Mike, why should the earnings split be 63/27? What should the prices split be?
I spent a few years in the late 90s calculating the optimum split between hitting and pitching, and even the splits between the individual categories, by calculating return on investment. It is easy to determine the precise value that players earn in hindsight. If you were to actually draft a league after the season is over (which is quite fun partly because you get to know the winner right away), the split is 50/50. But buying players in the future is a different story. Can't really get into the methodology here, but in order for pitchers and hitters to return the same total value, I calculated that you needed to spend 68% on hitting and 32% on pitching. At the time, most leagues were closer to 60/40, so I was an advocate for spending more on hitting. This may be slightly different now, that was the steroid era, and it was 4x4, but the market seems to have settled close to that value now.
I still play 4x4. Slightly less money is spent on pitching than in 5x5. The biggest difference is that closers and setup men are more expensive and starters are cheaper. In 4x4 you can drive three categories (without completely punting wins) with 3 starters, 2-3 closers, and 4 setup men, who often win 5-6 games because they appear in so many tie games. Which means there are lots of good starters left over for a $1-$2. Some of that savings goes to closers, a little to top notch setup men, and some to hitting.
As soon as you add K's, then your mix is more like 6 starters and 2-3 closers. Otherwise you have to punt K's.
The trend even in 4x4 has been that closers have gotten cheaper I think because they have gotten less reliable. Back in the day, top notch closers went for $35, top starters for $20. These days, top notch closers are $25, closer to 5x5 prices.
What does a no hitter do for an otherwise nondescript prospect like Ryan Brasier?
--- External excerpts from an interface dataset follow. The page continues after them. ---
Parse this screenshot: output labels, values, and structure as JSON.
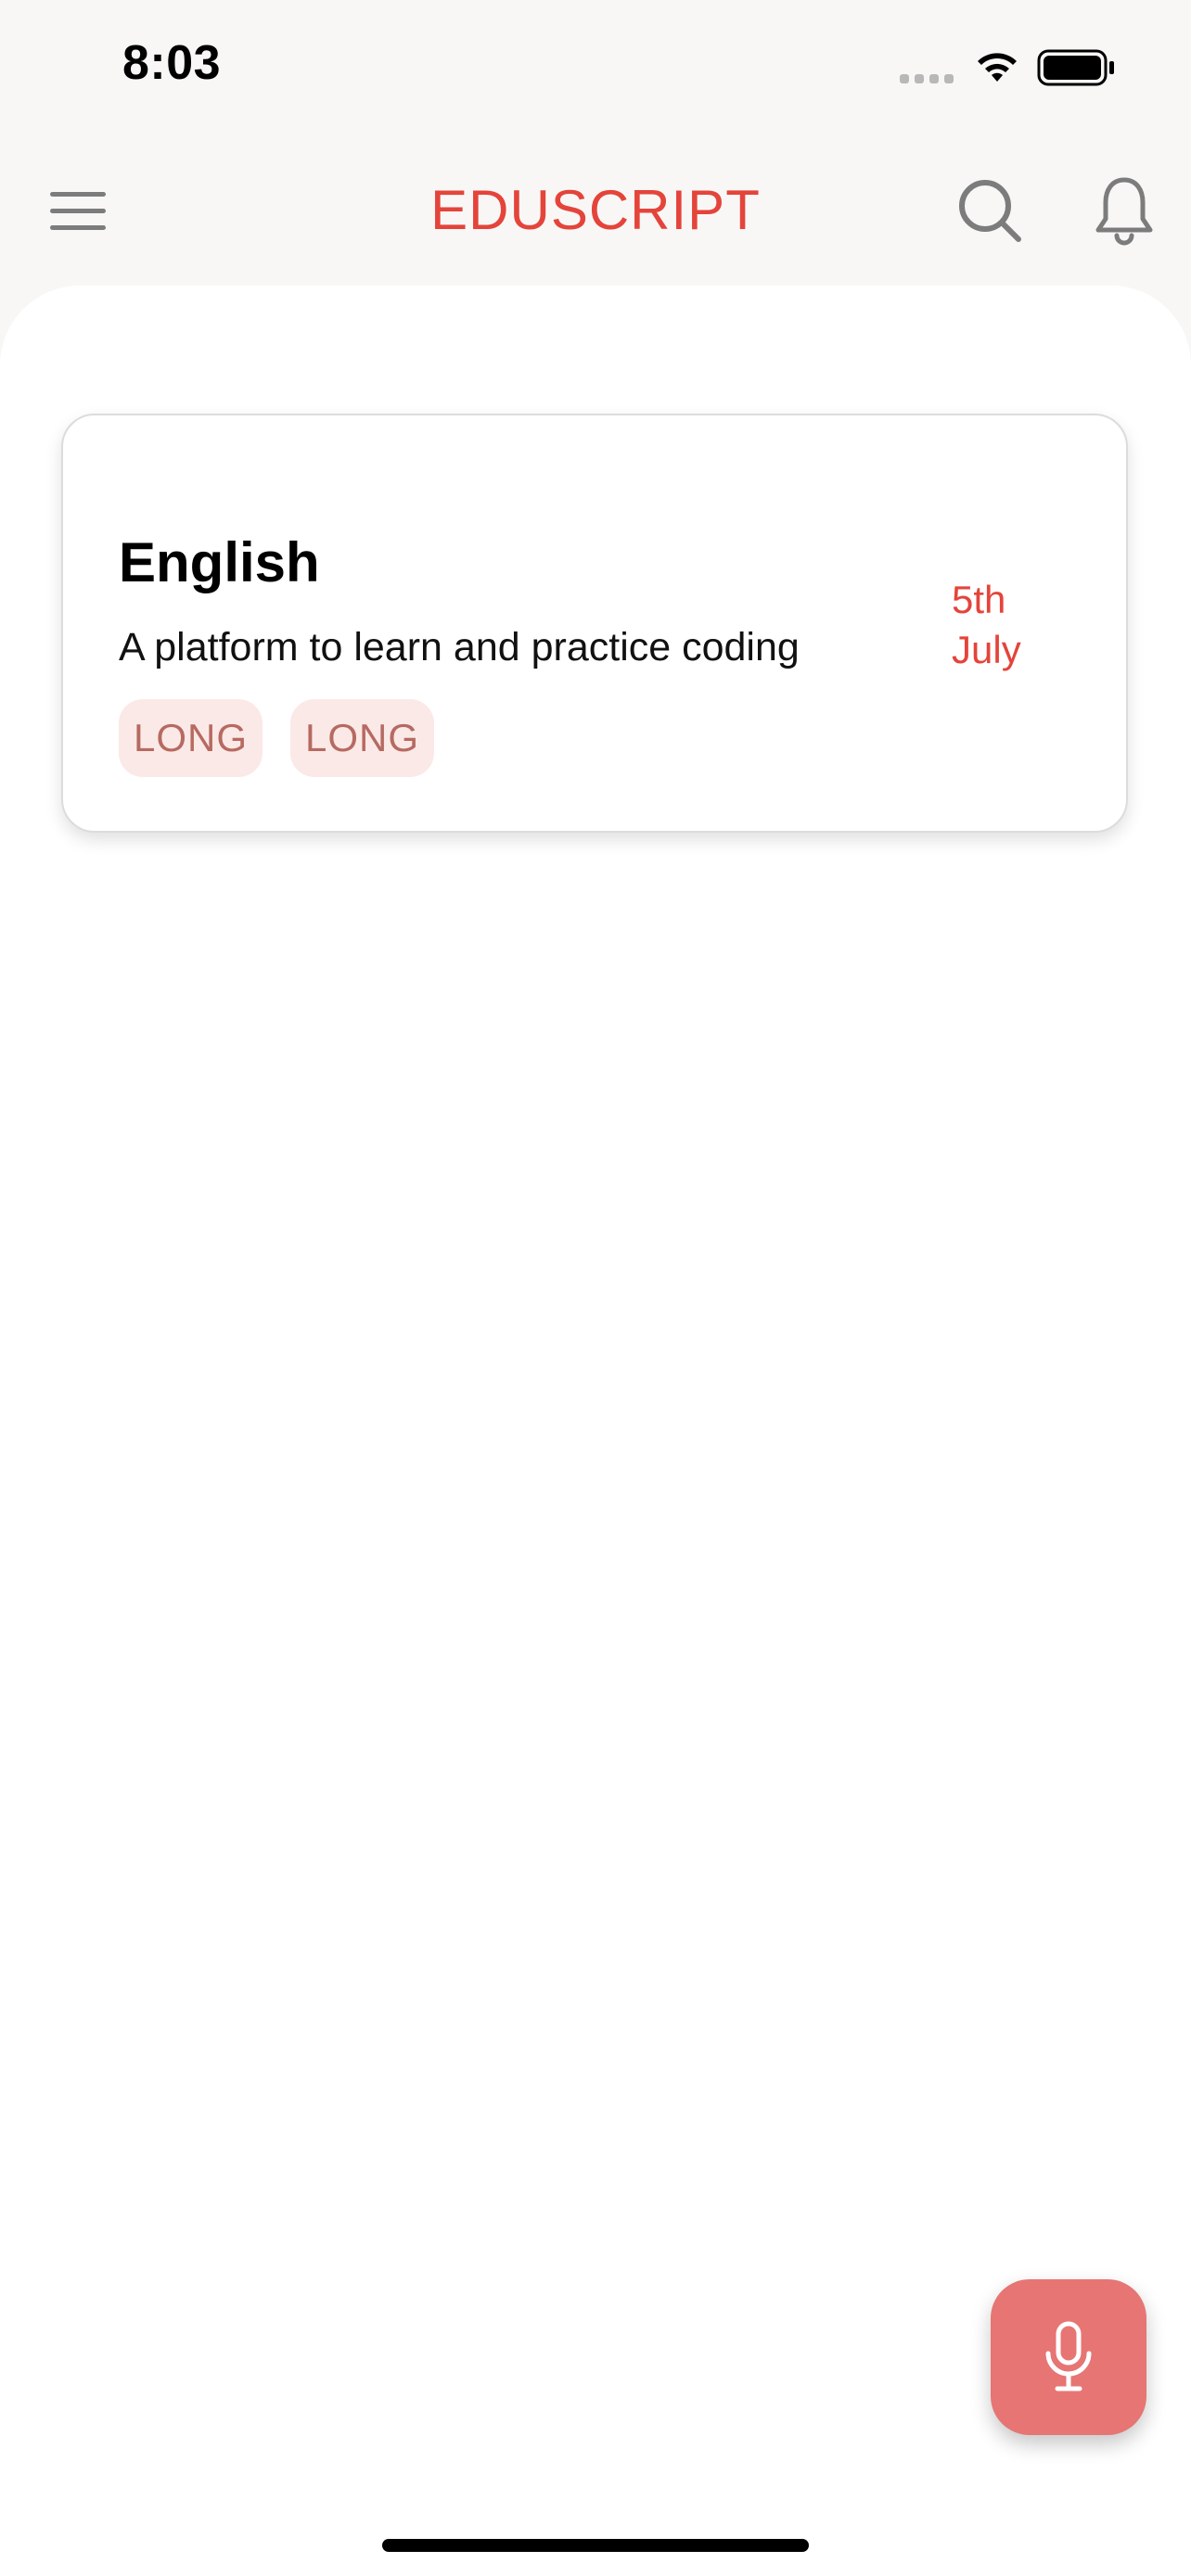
{
  "status_bar": {
    "time": "8:03"
  },
  "app_bar": {
    "title": "EDUSCRIPT",
    "icons": [
      "menu-icon",
      "search-icon",
      "bell-icon"
    ]
  },
  "cards": [
    {
      "title": "English",
      "description": "A platform to learn and practice coding",
      "date_line1": "5th",
      "date_line2": "July",
      "tags": [
        "LONG",
        "LONG"
      ]
    }
  ],
  "fab": {
    "icon": "microphone-icon"
  },
  "colors": {
    "accent": "#e4443a",
    "fab": "#e67574",
    "tag_bg": "#fbe9e7",
    "tag_text": "#b66a61"
  }
}
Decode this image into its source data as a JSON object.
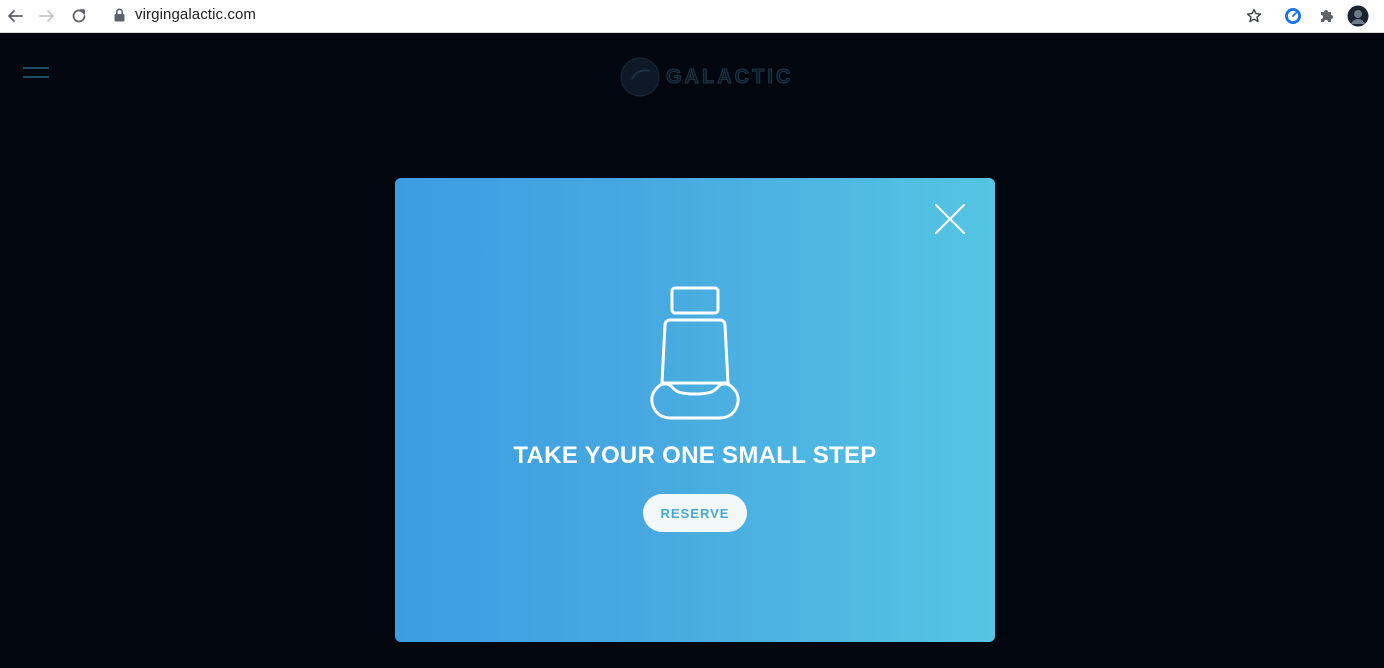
{
  "browser": {
    "url": "virgingalactic.com"
  },
  "site": {
    "logo_text": "GALACTIC"
  },
  "modal": {
    "title": "TAKE YOUR ONE SMALL STEP",
    "reserve_label": "RESERVE"
  },
  "colors": {
    "page_background": "#02070f",
    "modal_gradient_start": "#3d9de3",
    "modal_gradient_end": "#55c5e3",
    "button_text": "#48a9d6"
  },
  "icons": {
    "back": "arrow-left-icon",
    "forward": "arrow-right-icon",
    "reload": "reload-icon",
    "lock": "lock-icon",
    "bookmark": "star-icon",
    "extension_1": "speedometer-icon",
    "extensions": "puzzle-icon",
    "profile": "avatar",
    "menu": "hamburger-icon",
    "close": "close-icon",
    "seat": "seat-icon"
  }
}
I don't know how you do it, but just do it! I was at the Rockies/Diamondback game last Thursday afternoon and three hours into the game it was still the bottom of the 4th. I wanted to kill myself. I'd already drank my budgeted $473 worth of beer (3). Three hours with dad is better than five and half hours with dad, at the old, ball, game.
Russell, going to miss your odd angles.
From the graph: Hitters peak age increased two years from 1980 to 1990, 28.5 to 30.5. Is this steroids? (Hitters born in 1960 and 1970 respectively.)
Hitters born in 1980 is not shown. If steroids increased the peak age for hitters, I would expect a peak at hitters born in 1980. Is this data available?
The pitcher least likely to breakout is David Price at 1%. How does that work?
I\'d like to hear more about the \"meme\" around the steroid impact on performance by age during the late 90\'s, 2000. I have asked this question several times and have never seen a response. Seems like this wouldn\'t be too hard to quantify with all the data available and incredibly talented people at BP.
I would expect to see a graph where peak performance years rises throughout the late 90\'s and 2000, and then begins to drop down 2004 or so. Please?